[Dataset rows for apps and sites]
┄┄┄┄┄┄

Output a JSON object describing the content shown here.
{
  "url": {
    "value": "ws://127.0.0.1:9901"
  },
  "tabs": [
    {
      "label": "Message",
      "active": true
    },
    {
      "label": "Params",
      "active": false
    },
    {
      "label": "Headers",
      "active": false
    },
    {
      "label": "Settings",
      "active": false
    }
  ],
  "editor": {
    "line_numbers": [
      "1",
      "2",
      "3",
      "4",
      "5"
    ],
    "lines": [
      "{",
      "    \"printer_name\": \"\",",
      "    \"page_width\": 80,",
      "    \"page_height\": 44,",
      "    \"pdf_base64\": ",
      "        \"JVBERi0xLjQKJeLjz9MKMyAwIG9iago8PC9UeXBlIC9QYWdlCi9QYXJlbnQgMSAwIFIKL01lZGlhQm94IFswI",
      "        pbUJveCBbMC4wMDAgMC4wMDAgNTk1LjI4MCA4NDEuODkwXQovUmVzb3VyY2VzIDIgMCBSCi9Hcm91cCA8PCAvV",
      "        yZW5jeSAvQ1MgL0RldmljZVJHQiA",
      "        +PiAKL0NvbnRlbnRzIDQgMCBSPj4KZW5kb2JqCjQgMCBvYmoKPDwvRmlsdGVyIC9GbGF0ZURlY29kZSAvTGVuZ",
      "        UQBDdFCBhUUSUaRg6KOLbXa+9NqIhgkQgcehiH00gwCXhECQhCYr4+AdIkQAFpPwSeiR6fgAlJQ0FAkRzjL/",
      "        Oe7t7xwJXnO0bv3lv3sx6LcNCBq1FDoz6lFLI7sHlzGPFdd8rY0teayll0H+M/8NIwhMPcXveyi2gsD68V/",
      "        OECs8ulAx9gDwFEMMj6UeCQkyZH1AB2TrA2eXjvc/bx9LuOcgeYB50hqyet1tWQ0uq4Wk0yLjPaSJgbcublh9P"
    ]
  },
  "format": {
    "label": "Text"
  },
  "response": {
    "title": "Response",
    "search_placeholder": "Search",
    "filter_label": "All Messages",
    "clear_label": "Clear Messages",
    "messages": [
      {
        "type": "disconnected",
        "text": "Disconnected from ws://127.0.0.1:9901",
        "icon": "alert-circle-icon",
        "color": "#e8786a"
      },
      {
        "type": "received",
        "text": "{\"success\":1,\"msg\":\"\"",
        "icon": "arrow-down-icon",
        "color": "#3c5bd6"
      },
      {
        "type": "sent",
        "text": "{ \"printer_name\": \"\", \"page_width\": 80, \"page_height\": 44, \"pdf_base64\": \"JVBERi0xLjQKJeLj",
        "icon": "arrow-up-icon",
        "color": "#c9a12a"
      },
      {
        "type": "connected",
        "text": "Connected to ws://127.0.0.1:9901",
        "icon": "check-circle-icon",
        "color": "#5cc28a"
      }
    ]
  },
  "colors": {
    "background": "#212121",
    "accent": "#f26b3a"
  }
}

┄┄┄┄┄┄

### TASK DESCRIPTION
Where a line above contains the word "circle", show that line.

### EXPECTED ANSWER
        "icon": "alert-circle-icon",
        "icon": "check-circle-icon",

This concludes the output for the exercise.